In a lot of ways that’s what makes Marco’s story even more remarkable. He didn’t really get serious about track until 2016.
Natural athletic talent, a willingness to learn and adapt, as well as an incredible work ethic has allowed him to achieve the success he has in a short amount of time.
One could not believe an immigrant boy could become a star in the country and the world.– Marco Arop’s father, Rau
“It all happened pretty quickly, but it was almost like a step I had to complete to get to the next,” Marco said. “So by the time I made my first world championship team in Doha in 2019, I sort of felt like I had taken all the necessary steps to get to that point and then eventually getting up to the Olympics.”
From the junior national team in 2017 to the world championships in 2019 to the Tokyo Olympics in the summer of 2021, Marco has been getting faster every step of the way.
And his parents have been in awe of their son’s journey throughout.
“He is incredible. Marco is an incredible boy. He is a special boy,” Rau said. “We are really blessed the way Marco came all the way from Africa to Canada, one could not believe an immigrant boy could become a star in the country and the world.”
Aluel is not only impressed by his athleticism, but the way Marco carries himself off the track.
“He’s a wonderful boy. He’s a happy boy. All of them in the family are like that. Especially Marco. He’s always smiling,” she said. “We are really proud of him.”
His resume is stacked with memorable performances, including winning gold at the 2017 Canadian U20 championships. A year later, while attending Mississippi State University, Marco finished second at the NCAA Division I championships.
WATCH | Marco Arop wins Diamond League event in Birmingham:
In the summer of 2019, Marco captured gold at the Pan Am Games in Lima, setting a new Games record in the 800m with a time of 1:44.25. He then went on to compete at his first worlds, finishing seventh in Doha, Qatar.
In his Olympic debut last summer, Marco fell short of his goal of advancing to the final, fading in the final metres of his semifinal. He has used that disappointment as an opportunity to learn and grow.
In May, he won the 800m in a Diamond League event in Birmingham, England, which will play host to the Commonwealth Games July 28-Aug.8.
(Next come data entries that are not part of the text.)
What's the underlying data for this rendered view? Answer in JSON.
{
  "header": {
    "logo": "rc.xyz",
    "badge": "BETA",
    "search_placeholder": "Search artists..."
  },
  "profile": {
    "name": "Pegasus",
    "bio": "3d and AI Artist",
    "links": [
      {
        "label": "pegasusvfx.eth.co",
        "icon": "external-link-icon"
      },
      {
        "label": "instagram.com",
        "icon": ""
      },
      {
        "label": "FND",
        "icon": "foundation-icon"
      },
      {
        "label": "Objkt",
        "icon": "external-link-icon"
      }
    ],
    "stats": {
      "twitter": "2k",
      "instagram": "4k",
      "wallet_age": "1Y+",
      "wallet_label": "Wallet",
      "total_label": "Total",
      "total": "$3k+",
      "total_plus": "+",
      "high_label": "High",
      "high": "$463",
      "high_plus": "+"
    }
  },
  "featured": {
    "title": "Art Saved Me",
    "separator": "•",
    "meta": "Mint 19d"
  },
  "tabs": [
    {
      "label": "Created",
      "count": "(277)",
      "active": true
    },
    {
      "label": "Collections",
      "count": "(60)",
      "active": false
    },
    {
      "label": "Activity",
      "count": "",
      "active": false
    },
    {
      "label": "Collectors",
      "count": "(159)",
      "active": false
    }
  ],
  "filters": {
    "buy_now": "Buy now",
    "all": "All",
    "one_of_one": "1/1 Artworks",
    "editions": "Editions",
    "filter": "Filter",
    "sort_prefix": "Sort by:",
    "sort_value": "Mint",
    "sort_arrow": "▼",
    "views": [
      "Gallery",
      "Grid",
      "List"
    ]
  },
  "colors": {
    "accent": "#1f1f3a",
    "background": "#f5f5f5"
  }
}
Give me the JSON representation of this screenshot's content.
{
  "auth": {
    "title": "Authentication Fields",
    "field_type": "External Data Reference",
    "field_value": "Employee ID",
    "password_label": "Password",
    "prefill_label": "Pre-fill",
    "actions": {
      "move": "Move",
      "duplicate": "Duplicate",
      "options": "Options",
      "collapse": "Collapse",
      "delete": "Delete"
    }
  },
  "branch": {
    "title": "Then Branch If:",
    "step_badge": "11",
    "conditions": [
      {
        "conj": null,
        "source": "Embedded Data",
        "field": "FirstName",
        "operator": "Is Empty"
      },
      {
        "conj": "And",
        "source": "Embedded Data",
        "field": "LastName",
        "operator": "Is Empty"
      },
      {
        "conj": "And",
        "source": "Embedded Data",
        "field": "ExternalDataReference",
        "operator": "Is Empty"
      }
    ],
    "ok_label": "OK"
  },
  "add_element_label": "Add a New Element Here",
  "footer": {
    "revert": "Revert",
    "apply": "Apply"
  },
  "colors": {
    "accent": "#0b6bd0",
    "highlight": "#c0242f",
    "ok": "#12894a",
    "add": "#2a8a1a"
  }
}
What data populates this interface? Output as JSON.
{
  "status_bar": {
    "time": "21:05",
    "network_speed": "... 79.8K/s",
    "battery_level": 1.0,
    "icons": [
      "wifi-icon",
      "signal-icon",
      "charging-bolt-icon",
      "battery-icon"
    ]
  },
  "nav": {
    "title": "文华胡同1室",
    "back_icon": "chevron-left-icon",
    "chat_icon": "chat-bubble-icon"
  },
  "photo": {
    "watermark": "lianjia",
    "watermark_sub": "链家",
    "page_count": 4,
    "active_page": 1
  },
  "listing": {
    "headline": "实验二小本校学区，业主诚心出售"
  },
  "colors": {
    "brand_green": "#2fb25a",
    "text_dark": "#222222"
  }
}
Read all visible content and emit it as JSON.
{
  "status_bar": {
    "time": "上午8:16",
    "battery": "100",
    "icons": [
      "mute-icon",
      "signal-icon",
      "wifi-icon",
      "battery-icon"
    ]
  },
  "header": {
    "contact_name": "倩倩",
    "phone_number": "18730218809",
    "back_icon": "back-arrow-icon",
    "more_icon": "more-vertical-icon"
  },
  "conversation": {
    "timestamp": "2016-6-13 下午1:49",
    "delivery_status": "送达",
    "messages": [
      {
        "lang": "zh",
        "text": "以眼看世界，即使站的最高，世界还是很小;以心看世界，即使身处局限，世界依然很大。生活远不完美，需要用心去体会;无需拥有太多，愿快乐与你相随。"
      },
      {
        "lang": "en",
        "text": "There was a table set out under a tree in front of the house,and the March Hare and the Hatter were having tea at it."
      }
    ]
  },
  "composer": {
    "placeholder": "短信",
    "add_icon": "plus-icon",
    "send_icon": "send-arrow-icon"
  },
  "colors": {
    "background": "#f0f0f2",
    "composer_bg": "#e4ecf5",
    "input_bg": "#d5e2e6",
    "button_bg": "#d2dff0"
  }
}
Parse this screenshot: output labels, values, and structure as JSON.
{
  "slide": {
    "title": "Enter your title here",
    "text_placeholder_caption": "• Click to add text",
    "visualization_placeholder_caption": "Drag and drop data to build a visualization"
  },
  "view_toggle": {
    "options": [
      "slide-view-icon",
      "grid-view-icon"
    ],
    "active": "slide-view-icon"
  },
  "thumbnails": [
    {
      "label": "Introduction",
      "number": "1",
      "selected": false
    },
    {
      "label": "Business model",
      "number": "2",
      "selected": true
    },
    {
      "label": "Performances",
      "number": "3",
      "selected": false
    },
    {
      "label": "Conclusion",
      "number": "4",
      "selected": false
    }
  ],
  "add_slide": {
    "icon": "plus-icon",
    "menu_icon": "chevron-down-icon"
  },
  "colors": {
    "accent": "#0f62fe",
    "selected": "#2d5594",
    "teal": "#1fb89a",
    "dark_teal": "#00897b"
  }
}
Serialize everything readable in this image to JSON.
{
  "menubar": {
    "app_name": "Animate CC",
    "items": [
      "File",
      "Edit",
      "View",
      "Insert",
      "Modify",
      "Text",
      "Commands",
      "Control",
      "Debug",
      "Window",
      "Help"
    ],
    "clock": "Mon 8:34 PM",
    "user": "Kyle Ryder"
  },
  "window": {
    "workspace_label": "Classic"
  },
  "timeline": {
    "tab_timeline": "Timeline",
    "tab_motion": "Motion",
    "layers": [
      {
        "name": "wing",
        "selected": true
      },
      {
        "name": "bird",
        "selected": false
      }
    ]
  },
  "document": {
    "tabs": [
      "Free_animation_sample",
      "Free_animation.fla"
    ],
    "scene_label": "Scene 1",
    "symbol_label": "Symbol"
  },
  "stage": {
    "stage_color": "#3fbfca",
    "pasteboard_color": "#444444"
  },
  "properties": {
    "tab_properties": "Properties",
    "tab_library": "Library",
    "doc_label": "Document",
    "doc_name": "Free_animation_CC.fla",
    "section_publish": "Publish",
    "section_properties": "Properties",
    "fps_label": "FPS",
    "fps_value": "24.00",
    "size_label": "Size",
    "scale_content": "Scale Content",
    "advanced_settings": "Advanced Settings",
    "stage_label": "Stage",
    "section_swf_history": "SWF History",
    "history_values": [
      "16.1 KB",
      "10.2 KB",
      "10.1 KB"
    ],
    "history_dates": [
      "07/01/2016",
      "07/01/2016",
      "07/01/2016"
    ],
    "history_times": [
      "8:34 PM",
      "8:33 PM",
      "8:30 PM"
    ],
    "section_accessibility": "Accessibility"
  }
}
“It definitely was a confidence builder to win in Birmingham just because it sort of reinforces and confirms that if I trust my instincts in a race, if I go out and not worry too much about the outcome and just allow it to play itself out, good things will happen. And that’s exactly what happened there,” he said.
That’s the mentality Marco is taking into worlds, removing expectations of outcome and focusing on trusting himself and his body in every race he competes in. Should he do that, Marco says good things will happen.
His parents agree and will be watching back home from Edmonton. And there will be many more eyes on the 23-year-old watching from where this journey all began.
“Marco has made us so proud as Sudanese, South Sudanese and as Canadians. We’re all so proud,” Rau said. “Even my community back home is watching. They’re all watching in South Sudan.”